• Task objective:
Where in the records does the word "xlsx" appear? Copy each line that holds it.

Dataset excerpts:
+--

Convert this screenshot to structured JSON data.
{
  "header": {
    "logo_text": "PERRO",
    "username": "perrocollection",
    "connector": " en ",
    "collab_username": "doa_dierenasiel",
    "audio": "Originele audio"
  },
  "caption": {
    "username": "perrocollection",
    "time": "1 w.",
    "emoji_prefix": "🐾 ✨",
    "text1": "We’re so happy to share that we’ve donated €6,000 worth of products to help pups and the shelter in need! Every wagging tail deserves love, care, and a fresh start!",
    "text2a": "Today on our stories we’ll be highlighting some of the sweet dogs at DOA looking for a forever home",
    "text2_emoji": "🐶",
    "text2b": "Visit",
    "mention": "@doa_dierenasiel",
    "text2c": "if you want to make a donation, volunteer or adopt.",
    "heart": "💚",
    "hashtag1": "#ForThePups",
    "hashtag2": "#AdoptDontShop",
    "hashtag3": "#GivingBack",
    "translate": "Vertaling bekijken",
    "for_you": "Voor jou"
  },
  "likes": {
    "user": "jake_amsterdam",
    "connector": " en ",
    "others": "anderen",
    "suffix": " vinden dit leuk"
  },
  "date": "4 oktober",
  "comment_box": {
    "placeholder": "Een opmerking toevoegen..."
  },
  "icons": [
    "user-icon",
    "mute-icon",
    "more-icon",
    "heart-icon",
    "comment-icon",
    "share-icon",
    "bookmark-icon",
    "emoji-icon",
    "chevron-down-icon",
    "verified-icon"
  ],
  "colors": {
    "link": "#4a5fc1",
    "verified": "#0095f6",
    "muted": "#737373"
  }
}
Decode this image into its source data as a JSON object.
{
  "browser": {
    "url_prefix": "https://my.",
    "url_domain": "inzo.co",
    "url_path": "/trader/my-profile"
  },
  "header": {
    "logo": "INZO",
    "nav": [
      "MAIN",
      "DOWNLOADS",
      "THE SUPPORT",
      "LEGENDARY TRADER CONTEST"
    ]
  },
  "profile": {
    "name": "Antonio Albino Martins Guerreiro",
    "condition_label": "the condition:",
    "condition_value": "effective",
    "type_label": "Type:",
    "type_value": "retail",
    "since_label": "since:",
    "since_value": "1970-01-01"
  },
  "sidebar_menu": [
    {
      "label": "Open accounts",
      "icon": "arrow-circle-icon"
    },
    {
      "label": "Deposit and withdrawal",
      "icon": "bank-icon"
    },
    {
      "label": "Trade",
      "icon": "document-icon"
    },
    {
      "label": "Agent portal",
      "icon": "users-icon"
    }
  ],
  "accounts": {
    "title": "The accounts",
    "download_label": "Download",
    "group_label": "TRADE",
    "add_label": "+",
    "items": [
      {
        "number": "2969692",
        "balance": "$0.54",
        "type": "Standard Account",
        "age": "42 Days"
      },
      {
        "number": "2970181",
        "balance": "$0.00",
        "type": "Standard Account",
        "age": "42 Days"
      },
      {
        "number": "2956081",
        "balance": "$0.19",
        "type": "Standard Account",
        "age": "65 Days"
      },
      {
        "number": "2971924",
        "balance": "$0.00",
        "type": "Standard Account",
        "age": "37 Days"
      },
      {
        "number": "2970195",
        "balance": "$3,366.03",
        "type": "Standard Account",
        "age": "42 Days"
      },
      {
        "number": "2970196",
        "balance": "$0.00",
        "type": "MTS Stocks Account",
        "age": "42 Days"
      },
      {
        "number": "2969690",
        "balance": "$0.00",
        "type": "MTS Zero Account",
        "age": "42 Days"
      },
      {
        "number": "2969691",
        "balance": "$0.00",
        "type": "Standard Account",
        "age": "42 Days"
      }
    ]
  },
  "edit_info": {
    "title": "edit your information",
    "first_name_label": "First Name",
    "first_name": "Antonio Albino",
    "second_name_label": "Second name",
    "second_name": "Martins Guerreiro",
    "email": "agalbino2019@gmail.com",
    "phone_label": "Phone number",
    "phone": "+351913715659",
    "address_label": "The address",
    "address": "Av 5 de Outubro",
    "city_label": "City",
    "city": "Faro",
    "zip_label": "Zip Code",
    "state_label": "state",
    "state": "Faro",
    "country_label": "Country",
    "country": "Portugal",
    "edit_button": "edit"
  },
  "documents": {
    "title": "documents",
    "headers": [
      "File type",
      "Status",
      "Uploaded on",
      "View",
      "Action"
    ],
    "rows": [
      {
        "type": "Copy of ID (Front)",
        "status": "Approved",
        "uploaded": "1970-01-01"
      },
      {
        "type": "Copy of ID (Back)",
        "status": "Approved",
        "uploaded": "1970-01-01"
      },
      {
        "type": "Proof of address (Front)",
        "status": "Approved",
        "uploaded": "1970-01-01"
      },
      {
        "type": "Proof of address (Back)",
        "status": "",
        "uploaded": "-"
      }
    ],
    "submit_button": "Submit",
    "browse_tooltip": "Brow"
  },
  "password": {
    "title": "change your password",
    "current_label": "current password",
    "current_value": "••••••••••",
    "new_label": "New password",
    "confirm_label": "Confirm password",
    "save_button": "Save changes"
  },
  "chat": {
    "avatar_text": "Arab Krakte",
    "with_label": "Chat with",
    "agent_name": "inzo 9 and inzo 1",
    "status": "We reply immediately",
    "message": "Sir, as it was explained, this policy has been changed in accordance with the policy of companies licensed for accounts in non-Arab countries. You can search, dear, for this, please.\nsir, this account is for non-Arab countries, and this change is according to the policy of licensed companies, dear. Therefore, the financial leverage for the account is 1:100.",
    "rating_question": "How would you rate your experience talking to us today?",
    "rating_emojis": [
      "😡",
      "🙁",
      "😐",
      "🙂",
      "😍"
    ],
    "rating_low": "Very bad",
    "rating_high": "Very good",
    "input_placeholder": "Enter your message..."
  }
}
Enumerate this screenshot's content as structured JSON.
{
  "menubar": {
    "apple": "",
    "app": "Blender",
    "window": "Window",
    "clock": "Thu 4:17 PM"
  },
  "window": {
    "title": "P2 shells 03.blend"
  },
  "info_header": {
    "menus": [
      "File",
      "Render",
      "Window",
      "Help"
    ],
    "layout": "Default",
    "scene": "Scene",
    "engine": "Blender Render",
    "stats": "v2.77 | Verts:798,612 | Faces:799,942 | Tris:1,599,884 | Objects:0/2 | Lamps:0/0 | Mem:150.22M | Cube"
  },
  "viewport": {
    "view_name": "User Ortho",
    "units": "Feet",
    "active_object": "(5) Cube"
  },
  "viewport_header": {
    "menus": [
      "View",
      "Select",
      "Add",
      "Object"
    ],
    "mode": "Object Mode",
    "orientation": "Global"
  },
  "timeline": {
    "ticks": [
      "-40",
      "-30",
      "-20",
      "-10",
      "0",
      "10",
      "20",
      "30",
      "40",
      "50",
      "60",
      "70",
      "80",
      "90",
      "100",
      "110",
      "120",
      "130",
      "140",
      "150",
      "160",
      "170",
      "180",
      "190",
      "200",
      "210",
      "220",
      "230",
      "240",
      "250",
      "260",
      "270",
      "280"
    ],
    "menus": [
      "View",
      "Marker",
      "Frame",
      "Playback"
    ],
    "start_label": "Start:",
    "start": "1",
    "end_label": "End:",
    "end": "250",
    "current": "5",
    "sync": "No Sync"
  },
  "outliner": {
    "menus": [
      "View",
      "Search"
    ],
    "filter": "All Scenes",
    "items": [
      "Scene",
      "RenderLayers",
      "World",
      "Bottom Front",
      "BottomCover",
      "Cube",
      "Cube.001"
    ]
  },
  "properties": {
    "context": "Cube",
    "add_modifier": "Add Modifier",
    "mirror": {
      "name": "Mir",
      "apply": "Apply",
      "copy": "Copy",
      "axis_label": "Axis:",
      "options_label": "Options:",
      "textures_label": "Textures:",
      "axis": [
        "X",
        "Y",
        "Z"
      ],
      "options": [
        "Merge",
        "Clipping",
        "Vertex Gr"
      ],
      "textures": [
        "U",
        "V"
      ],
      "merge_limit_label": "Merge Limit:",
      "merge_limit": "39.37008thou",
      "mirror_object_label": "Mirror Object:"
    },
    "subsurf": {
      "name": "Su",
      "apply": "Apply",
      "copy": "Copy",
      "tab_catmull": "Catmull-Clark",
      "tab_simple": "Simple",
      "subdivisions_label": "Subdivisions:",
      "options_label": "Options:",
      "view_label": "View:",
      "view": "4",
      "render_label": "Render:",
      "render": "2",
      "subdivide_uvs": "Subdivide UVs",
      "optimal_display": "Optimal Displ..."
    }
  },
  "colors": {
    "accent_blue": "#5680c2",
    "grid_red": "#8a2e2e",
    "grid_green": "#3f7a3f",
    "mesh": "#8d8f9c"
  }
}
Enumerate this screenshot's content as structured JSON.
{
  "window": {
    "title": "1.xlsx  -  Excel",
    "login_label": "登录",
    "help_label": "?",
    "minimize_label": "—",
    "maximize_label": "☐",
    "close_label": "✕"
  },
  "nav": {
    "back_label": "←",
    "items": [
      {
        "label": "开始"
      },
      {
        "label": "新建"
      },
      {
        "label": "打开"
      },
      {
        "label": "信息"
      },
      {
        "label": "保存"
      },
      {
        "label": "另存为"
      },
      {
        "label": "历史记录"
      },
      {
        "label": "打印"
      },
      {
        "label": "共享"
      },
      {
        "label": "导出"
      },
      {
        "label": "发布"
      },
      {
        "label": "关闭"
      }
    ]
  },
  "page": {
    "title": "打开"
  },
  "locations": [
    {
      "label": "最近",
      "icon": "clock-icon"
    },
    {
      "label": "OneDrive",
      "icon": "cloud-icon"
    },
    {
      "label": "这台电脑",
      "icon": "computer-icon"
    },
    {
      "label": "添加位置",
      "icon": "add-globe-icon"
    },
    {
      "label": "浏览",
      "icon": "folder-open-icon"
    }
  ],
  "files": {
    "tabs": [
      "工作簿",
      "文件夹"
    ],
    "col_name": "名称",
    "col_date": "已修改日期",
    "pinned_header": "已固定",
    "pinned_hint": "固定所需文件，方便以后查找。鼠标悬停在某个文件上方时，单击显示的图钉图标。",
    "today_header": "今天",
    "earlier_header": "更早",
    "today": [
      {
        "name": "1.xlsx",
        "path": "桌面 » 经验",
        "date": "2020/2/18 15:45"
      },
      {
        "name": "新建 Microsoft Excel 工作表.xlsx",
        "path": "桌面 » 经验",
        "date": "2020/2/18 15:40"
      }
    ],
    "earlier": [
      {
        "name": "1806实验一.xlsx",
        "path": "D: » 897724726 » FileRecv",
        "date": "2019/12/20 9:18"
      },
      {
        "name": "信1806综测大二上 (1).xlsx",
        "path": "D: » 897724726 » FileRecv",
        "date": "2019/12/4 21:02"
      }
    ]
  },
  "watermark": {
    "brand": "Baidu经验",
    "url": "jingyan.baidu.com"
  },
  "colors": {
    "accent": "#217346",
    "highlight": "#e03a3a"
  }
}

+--

• Result of this exercise:
    "title": "1.xlsx  -  Excel",
        "name": "1.xlsx",
        "name": "新建 Microsoft Excel 工作表.xlsx",
        "name": "1806实验一.xlsx",
        "name": "信1806综测大二上 (1).xlsx",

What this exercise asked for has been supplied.